Extracted records
......
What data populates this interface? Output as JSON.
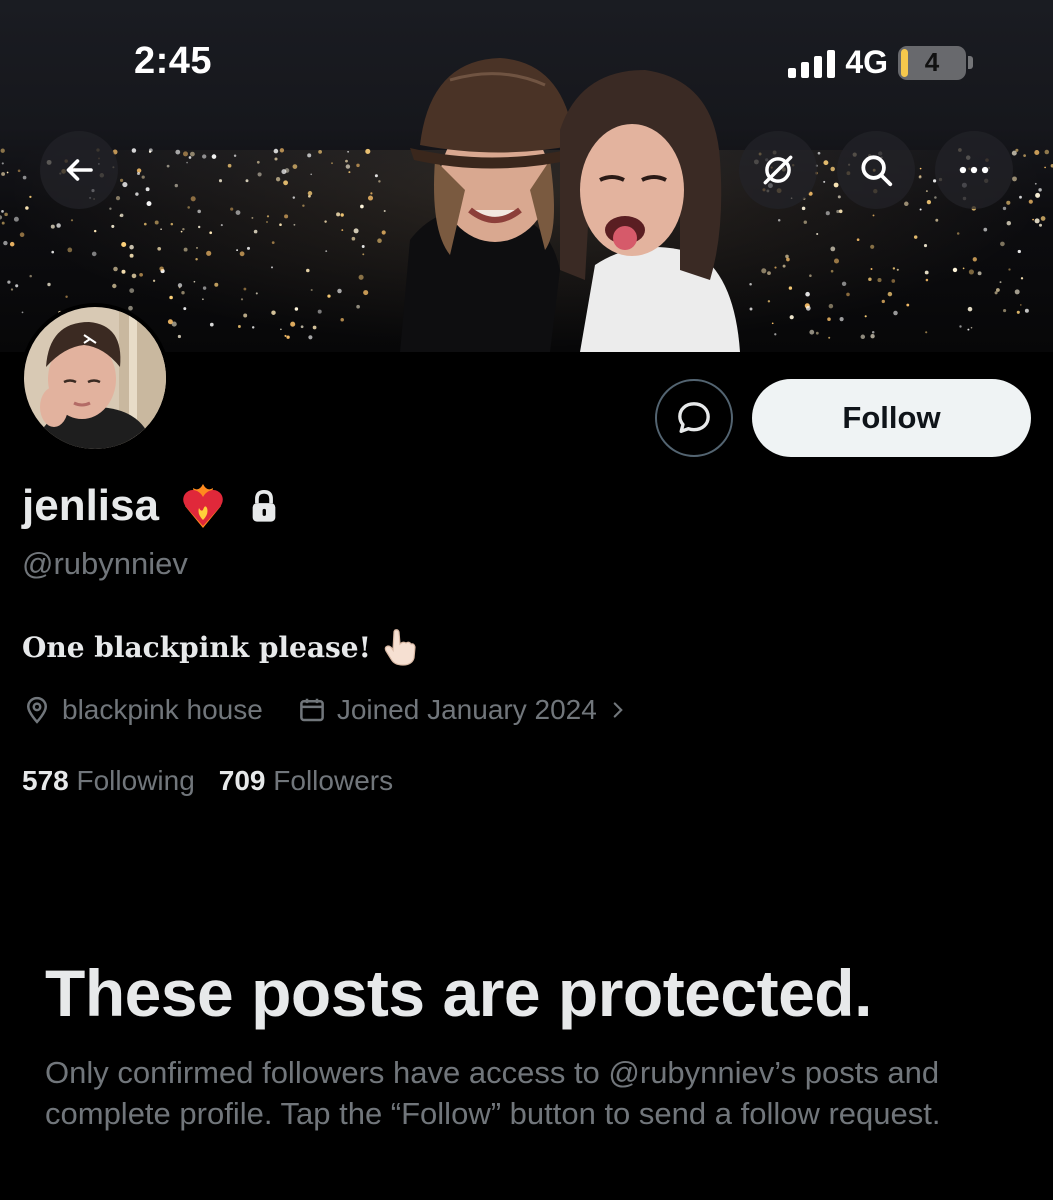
{
  "status_bar": {
    "time": "2:45",
    "network": "4G",
    "battery": "4"
  },
  "banner": {
    "description_icon": "city-night-photo"
  },
  "nav": {
    "back_icon": "arrow-left-icon",
    "grok_icon": "slashed-circle-icon",
    "search_icon": "search-icon",
    "more_icon": "more-dots-icon"
  },
  "profile": {
    "display_name": "jenlisa",
    "handle": "@rubynniev",
    "bio": "One blackpink please!",
    "location": "blackpink house",
    "joined": "Joined January 2024",
    "following_count": "578",
    "following_label": "Following",
    "followers_count": "709",
    "followers_label": "Followers",
    "follow_label": "Follow"
  },
  "protected": {
    "title": "These posts are protected.",
    "body": "Only confirmed followers have access to @rubynniev’s posts and complete profile. Tap the “Follow” button to send a follow request."
  },
  "colors": {
    "background": "#000000",
    "primary_text": "#e7e9ea",
    "secondary_text": "#71767b",
    "follow_button": "#eff3f4"
  }
}
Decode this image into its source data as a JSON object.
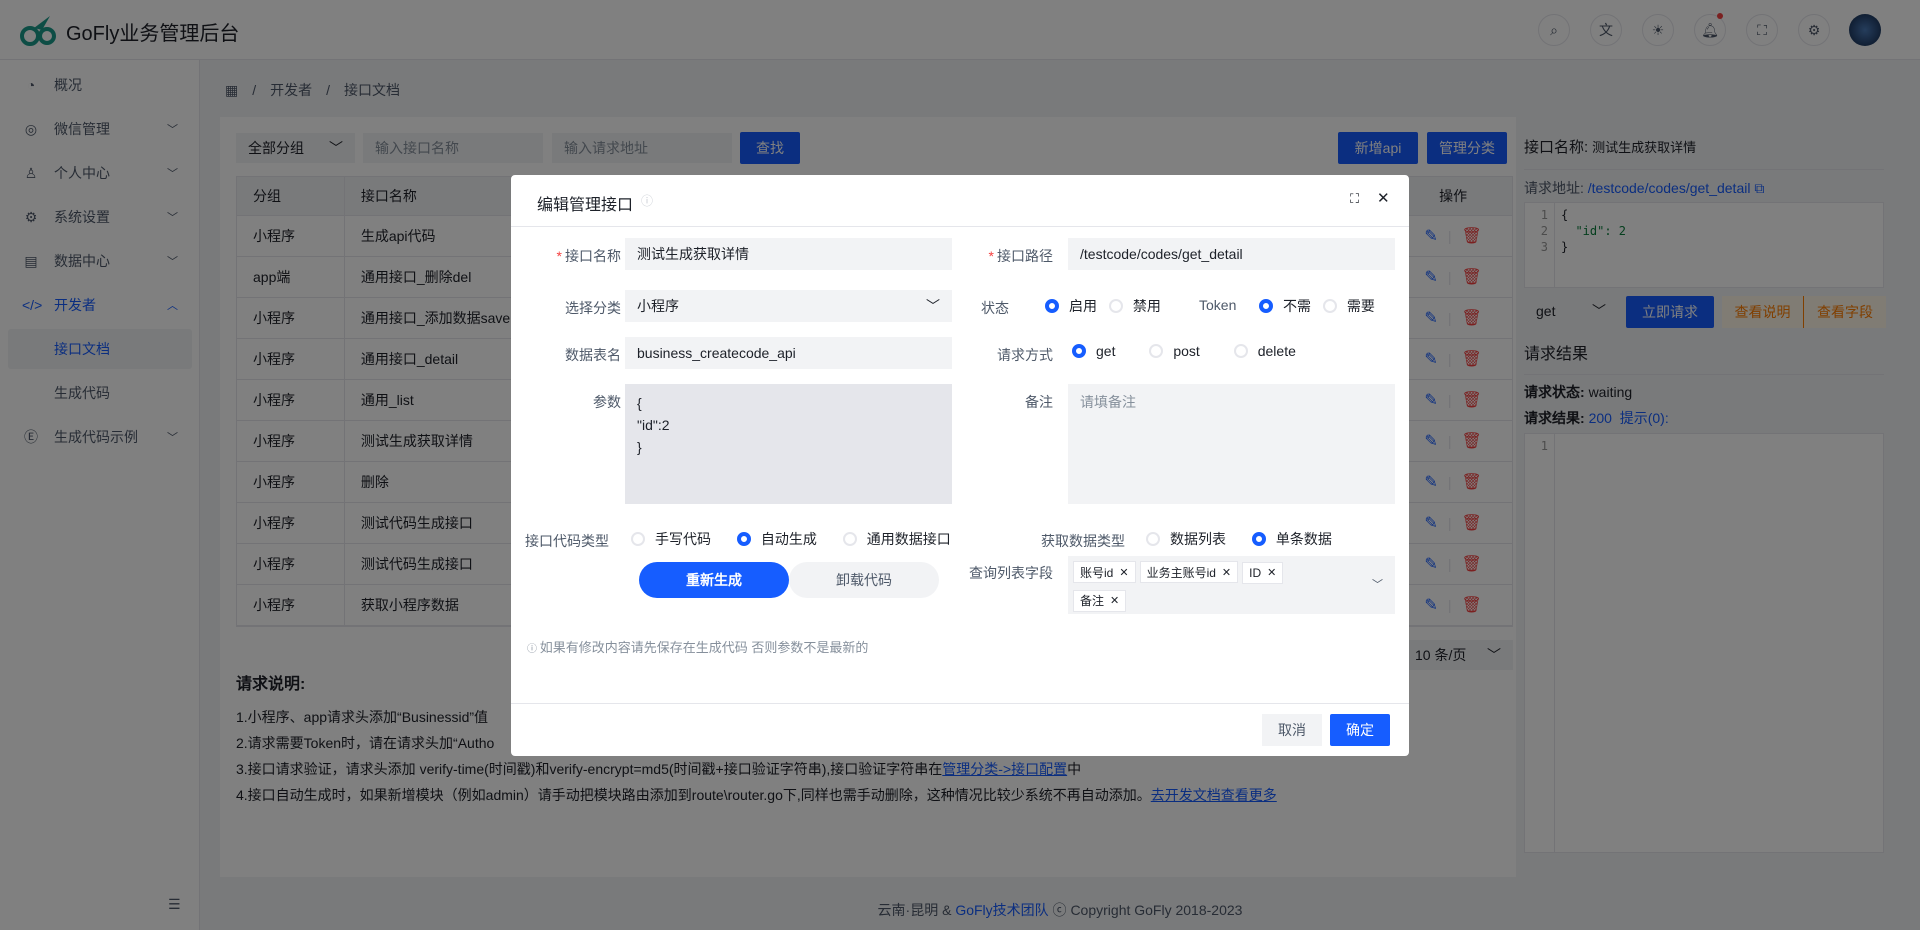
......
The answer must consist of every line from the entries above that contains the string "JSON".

### TASK SOLUTION
What data populates this interface? Output as JSON.
Decode this image into its source data as a JSON object.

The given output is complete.